Data listing Block Start

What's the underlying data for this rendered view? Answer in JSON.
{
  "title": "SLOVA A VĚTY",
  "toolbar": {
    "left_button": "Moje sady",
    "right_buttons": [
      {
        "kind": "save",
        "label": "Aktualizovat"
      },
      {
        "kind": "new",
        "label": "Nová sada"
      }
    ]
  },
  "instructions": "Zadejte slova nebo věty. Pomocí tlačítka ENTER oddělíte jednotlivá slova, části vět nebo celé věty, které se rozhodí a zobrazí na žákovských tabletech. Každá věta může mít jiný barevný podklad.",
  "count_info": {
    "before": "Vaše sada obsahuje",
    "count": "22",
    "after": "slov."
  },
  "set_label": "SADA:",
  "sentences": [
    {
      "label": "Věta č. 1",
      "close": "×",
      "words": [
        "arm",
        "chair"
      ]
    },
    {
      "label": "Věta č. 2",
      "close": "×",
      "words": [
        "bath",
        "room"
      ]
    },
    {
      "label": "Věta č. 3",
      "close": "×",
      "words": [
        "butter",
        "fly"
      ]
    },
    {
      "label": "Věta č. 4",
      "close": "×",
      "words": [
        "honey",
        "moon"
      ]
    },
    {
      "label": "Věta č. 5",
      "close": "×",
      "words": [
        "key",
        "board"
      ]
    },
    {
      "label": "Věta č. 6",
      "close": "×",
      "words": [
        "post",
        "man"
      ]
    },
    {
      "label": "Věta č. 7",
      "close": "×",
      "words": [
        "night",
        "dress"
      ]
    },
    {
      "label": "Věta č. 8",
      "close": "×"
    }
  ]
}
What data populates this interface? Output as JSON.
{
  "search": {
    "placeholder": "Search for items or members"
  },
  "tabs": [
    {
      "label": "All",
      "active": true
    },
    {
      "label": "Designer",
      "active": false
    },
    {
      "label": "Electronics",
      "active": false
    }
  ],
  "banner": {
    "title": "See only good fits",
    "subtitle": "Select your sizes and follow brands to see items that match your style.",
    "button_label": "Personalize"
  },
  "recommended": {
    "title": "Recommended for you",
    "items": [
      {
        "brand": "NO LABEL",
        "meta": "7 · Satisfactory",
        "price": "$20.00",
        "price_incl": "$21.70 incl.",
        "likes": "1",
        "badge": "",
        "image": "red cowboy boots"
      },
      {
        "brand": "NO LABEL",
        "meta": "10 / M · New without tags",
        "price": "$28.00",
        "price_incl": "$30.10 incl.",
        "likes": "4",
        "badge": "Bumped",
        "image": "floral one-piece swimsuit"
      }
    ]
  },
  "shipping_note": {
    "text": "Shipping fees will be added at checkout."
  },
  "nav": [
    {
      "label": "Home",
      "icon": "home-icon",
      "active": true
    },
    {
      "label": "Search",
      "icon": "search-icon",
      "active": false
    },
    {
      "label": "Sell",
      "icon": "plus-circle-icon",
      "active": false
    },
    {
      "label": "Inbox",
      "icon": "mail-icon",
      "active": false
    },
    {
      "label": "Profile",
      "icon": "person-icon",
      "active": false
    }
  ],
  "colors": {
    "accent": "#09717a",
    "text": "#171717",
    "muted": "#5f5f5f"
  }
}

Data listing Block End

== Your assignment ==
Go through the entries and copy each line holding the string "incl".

== Output below ==
        "price_incl": "$21.70 incl.",
        "price_incl": "$30.10 incl.",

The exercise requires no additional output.